Researchers from Imperial College London have found the trigger that causes inflammation and artery damage in patients with atherosclerosis.
Researchers from Imperial College London have found the trigger that causes inflammation and artery damage in patients with atherosclerosis. According to a press release, the trigger is the receptor molecule TLR-2, which “lives on the surface of an immune cell,” switching it into “attack mode” in the presence of harmful molecules and stress. Research shows that TLR-2 “is unusually active in plaques in the carotid artery in the neck,” and that blocking the TLR-2 receptor prevents cells from producing molecules that cause inflammation and damage to the artery.
Study author Claudia Monaco, MD, PhD, from the Kennedy Institute of Rheumatology and Vascular Surgery at Imperial College London, said that this study “reveals the trigger for inflammation and tissue breakdown in artery plaques. We have also shown that this trigger mechanism can be blocked using antibodies. If we can find a way to successfully block these receptors in people, without reducing their ability to fight off infection, we could potentially develop a treatment for atherosclerosis.”
For the study, researchers assessed atherosclerotic sections of the carotid artery from 58 patients who had suffered a stroke. Analysis of the artery tissue showed that “the cells had produced an unusually large amount of inflammatory molecules and enzymes that damage arteries.”
The researchers cultivated the cells with “several different antibodies designed to block different receptors and molecules involved in the inflammation process,” revealing that “blocking TLR-2 using an antibody reduced the production of inflammation molecules and enzymes dramatically.”
Results from the study were published online ahead of print in Circulation. In the article abstract, the authors noted that a

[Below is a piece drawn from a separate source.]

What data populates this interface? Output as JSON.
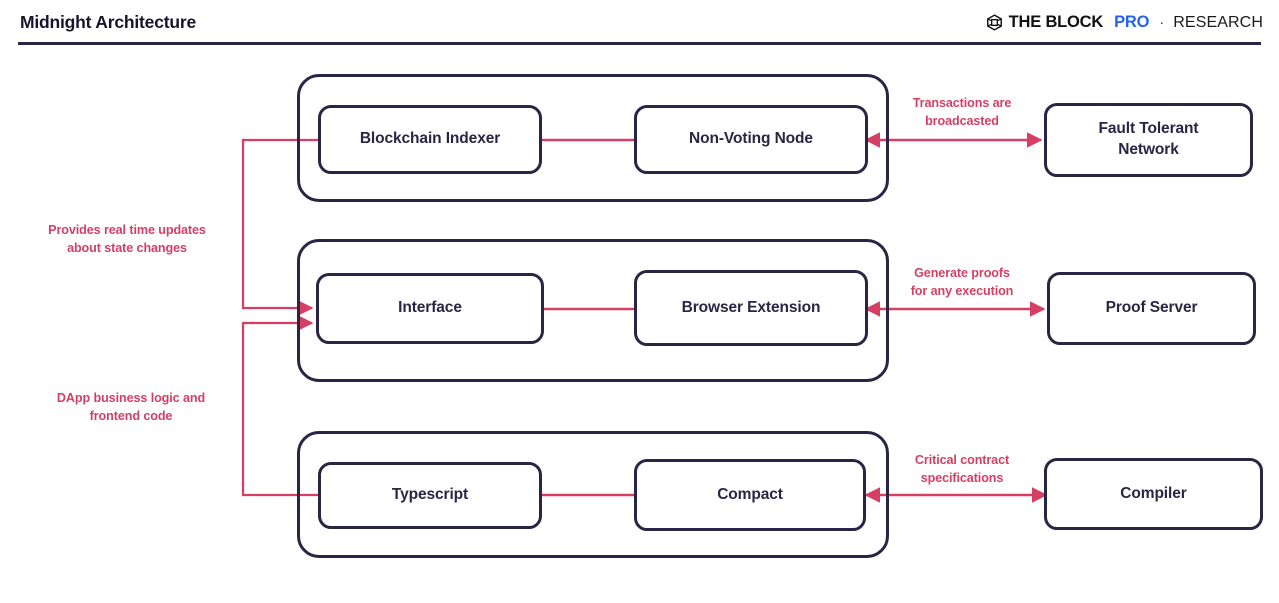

dominant-negative form of myeloid differentiation primary response gene 88 (MyD88) decreased the production of monocyte chemotactic protein-1/CCL2, IL-8/CXCL8, IL-6, matrix metalloproteinase-1 (MMP-1), and MMP-3, as well as nuclear factor-kappaB activation in atheroma cell cultures. IL-1R antagonist, TLR-4 blocking antibodies, or overexpression of a dominant-negative form of the TLR-4 signaling adaptor TRIF-related adaptor molecule “reduced nuclear factor- kappaB activity but did not have a broad impact on the production of the mediators studied.” In contrast, TLR-2 neutralizing antibodies “inhibited nuclear factor-kappaB activation and significantly reduced monocyte chemotactic protein-1/CCL2, IL-8/CXCL8, IL-6, and MMP-1, MMP-2, MMP-3, and MMP-9 production.”